late 14c., "overgrown with trees and shrubs," from wood (n.) + -y (2). Of plants, "having a stem of wood," from 1570s. As a name for a kind of station wagon with wood panels, by 1961, U.S. surfer slang (real wood exterior panels were rare after 1951 and the last use of real wood was in the 1953 Buick Roadmaster Estate Wagon). Slang meaning "erection" attested by 1990 (for hardness).
The thick xylem of trees and shrubs, resulting from secondary growth by the vascular cambium, which produces new layers of living xylem. The accumulated living xylem is the sapwood. The older, dead xylem in the interior of the tree forms the heartwood. Often each cycle of growth of new wood is evident as a growth ring.

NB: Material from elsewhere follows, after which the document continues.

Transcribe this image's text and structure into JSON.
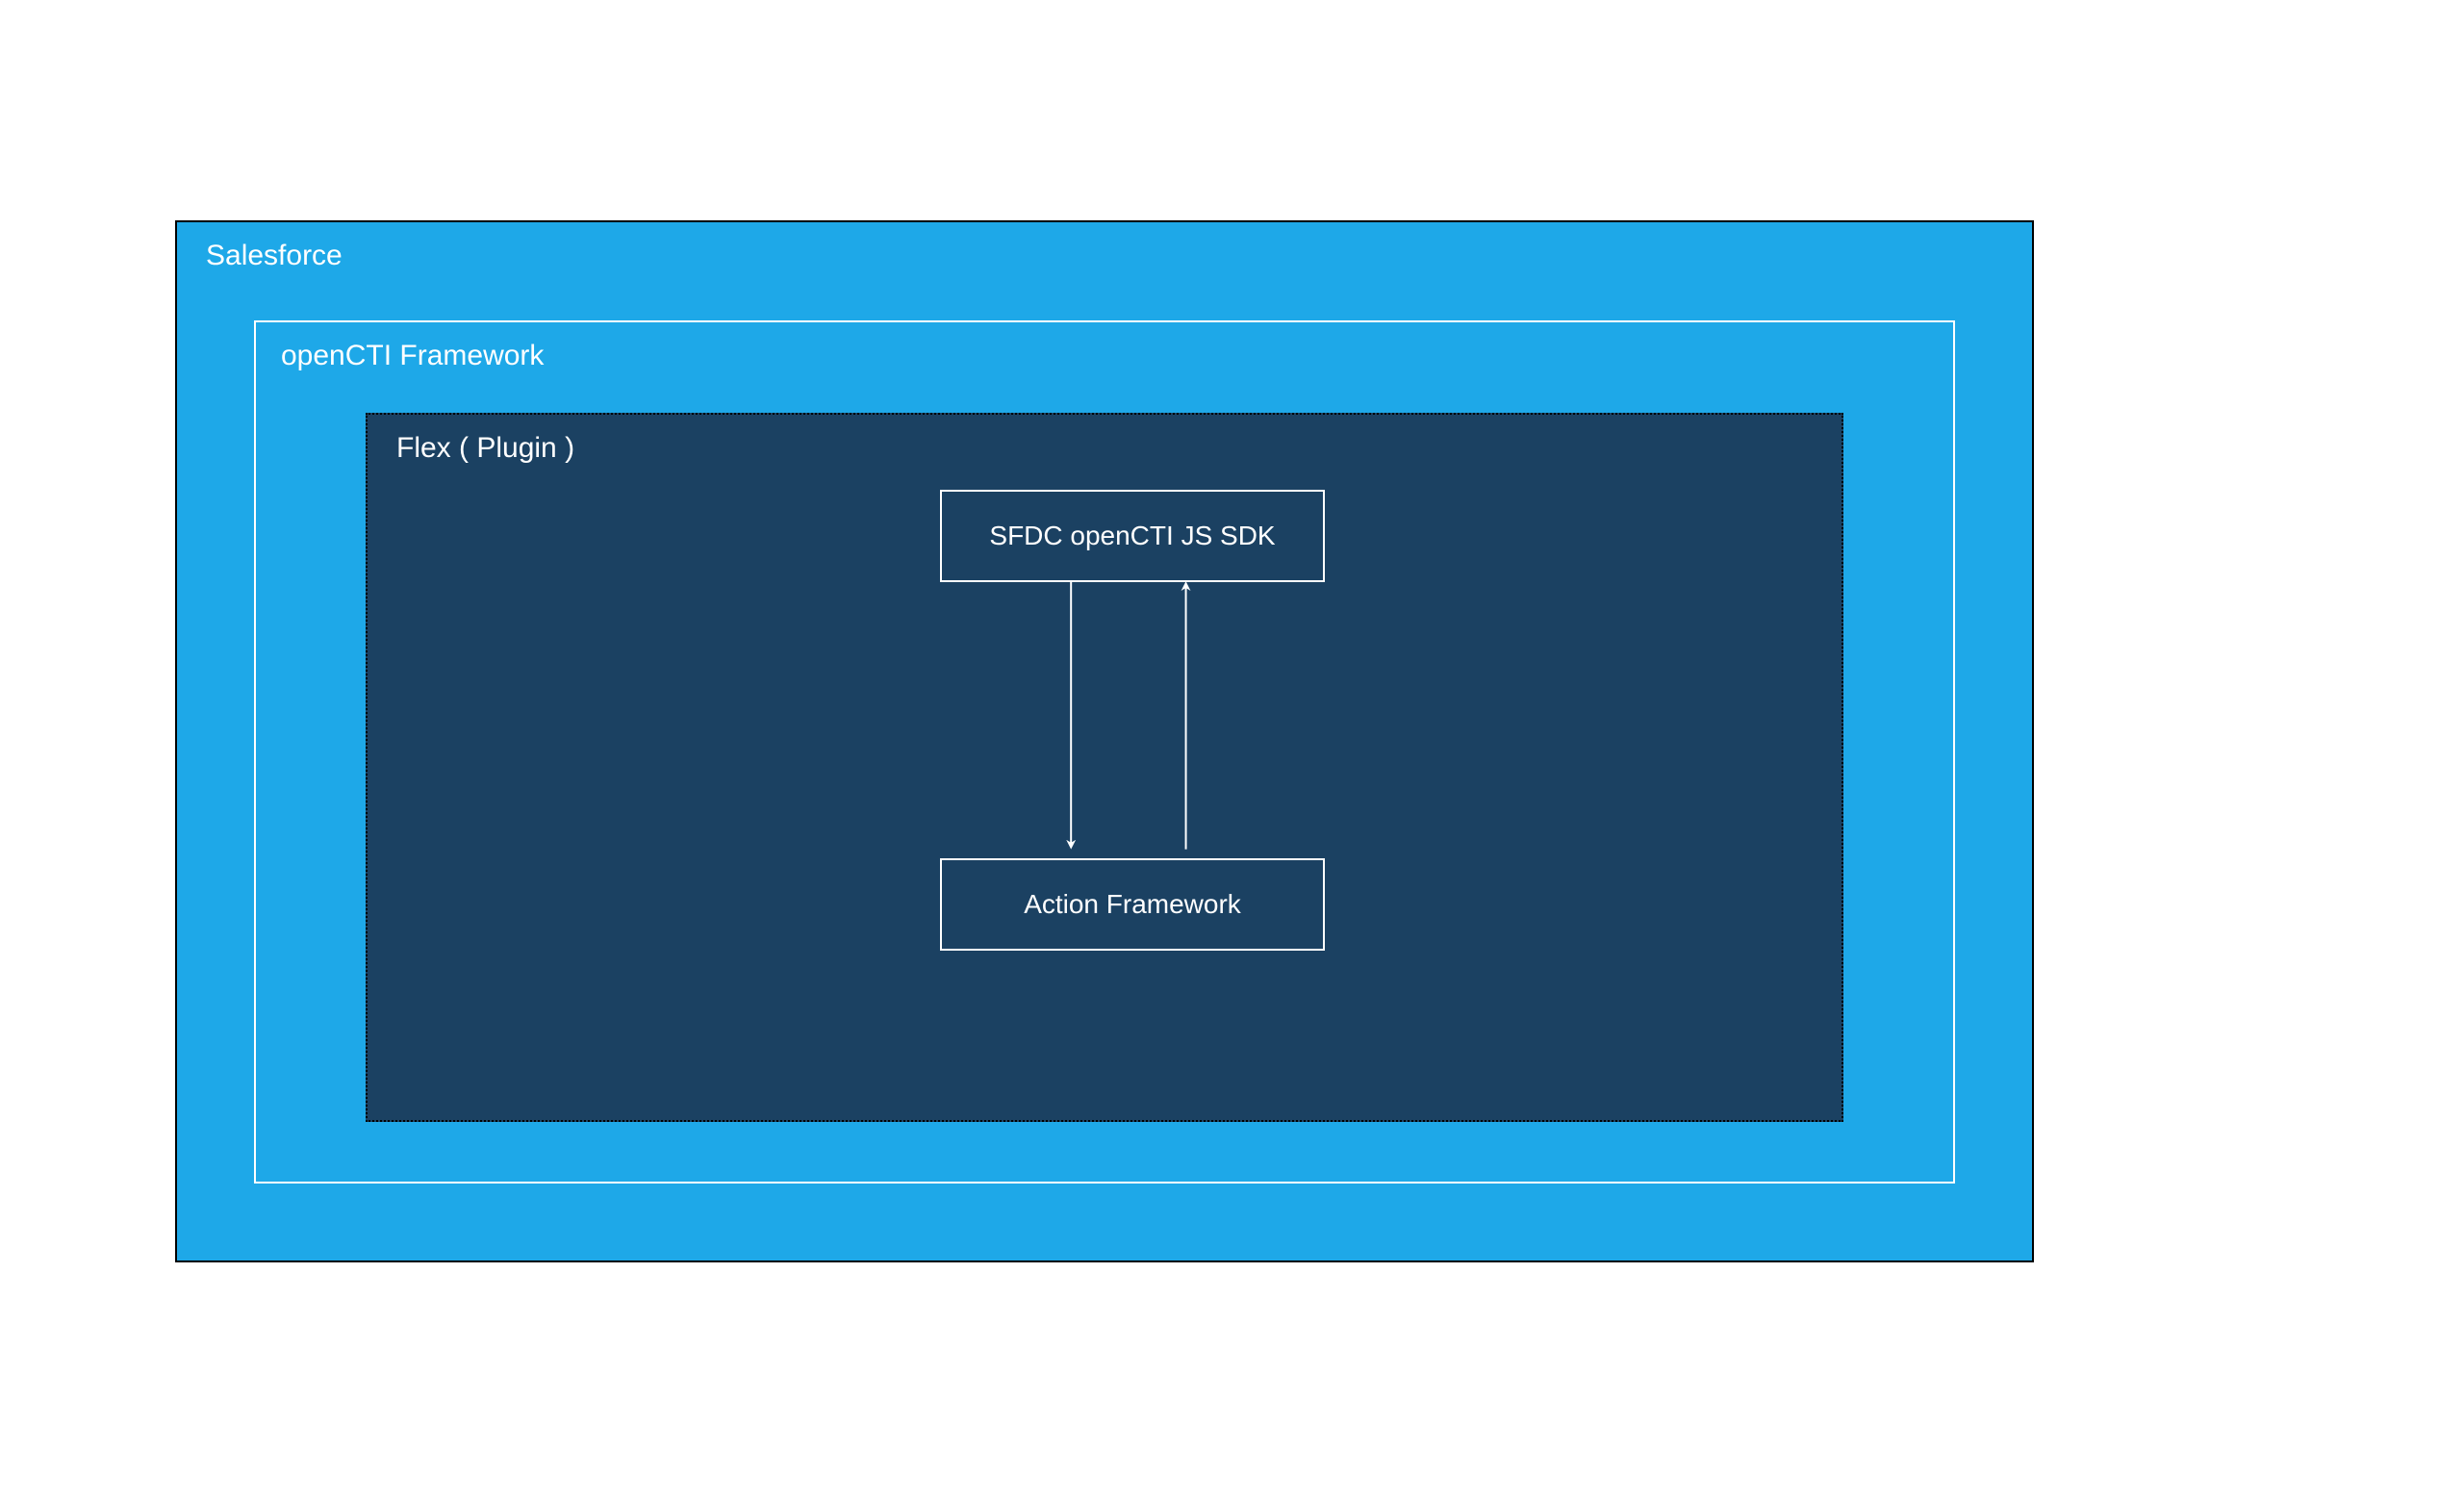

The main components of wood are cellulose and lignin.
To rehearse; practice one's part, role, etc, esp to do so alone and rigorously: Bix did plenty of woodshedding, playing alone/ I just learned a new technique and I've got to shed on it
[1930s+ Jazz musicians; fr the woodshed as the traditional place where one could be alone to work, think, smoke, etc]